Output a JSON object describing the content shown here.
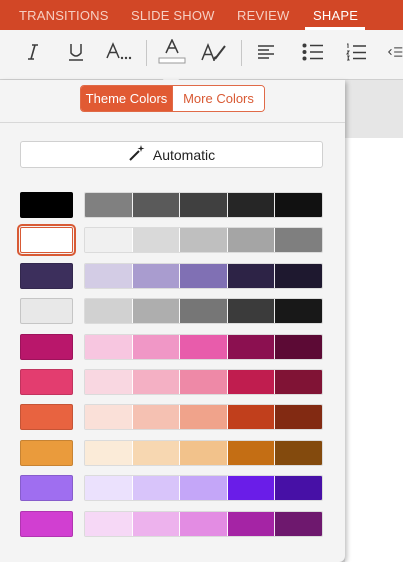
{
  "ribbon": {
    "tabs": [
      {
        "label": "TRANSITIONS"
      },
      {
        "label": "SLIDE SHOW"
      },
      {
        "label": "REVIEW"
      },
      {
        "label": "SHAPE",
        "active": true
      }
    ],
    "accent": "#d24726"
  },
  "toolbar": {
    "icons": [
      "italic-icon",
      "underline-icon",
      "font-size-icon",
      "font-color-icon",
      "highlight-icon",
      "align-left-icon",
      "bullets-icon",
      "numbering-icon",
      "decrease-indent-icon"
    ]
  },
  "popover": {
    "segment": {
      "theme_label": "Theme Colors",
      "more_label": "More Colors",
      "selected": "Theme Colors"
    },
    "automatic_label": "Automatic",
    "rows": [
      {
        "main": "#000000",
        "shades": [
          "#808080",
          "#5a5a5a",
          "#404040",
          "#262626",
          "#111111"
        ]
      },
      {
        "main": "#ffffff",
        "selected": true,
        "shades": [
          "#f0f0f0",
          "#d9d9d9",
          "#bfbfbf",
          "#a5a5a5",
          "#7f7f7f"
        ]
      },
      {
        "main": "#3c2f5c",
        "shades": [
          "#d3cce5",
          "#a99ccf",
          "#8070b4",
          "#2d2346",
          "#1e182f"
        ]
      },
      {
        "main": "#e8e8e8",
        "shades": [
          "#d1d1d1",
          "#aeaeae",
          "#767676",
          "#3b3b3b",
          "#181818"
        ]
      },
      {
        "main": "#b9176b",
        "shades": [
          "#f7c6e0",
          "#f097c6",
          "#e85cab",
          "#8b1050",
          "#5c0a35"
        ]
      },
      {
        "main": "#e33d6f",
        "shades": [
          "#f9d7e1",
          "#f4b0c4",
          "#ee89a7",
          "#c01d4f",
          "#801335"
        ]
      },
      {
        "main": "#e86340",
        "shades": [
          "#fae0d8",
          "#f5c1b2",
          "#f0a38b",
          "#c13f1c",
          "#822a12"
        ]
      },
      {
        "main": "#ea9b3c",
        "shades": [
          "#fbebd8",
          "#f7d7b1",
          "#f2c28b",
          "#c46e14",
          "#834a0d"
        ]
      },
      {
        "main": "#9f6ef0",
        "shades": [
          "#ebe1fd",
          "#d8c4fa",
          "#c4a6f8",
          "#6a1de8",
          "#4710a6"
        ]
      },
      {
        "main": "#d13fd1",
        "shades": [
          "#f6d8f6",
          "#edb2ed",
          "#e38ce3",
          "#a524a5",
          "#6e186e"
        ]
      }
    ]
  }
}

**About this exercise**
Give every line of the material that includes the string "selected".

**Result of the exercise**
      "selected": "Theme Colors"
        "selected": true,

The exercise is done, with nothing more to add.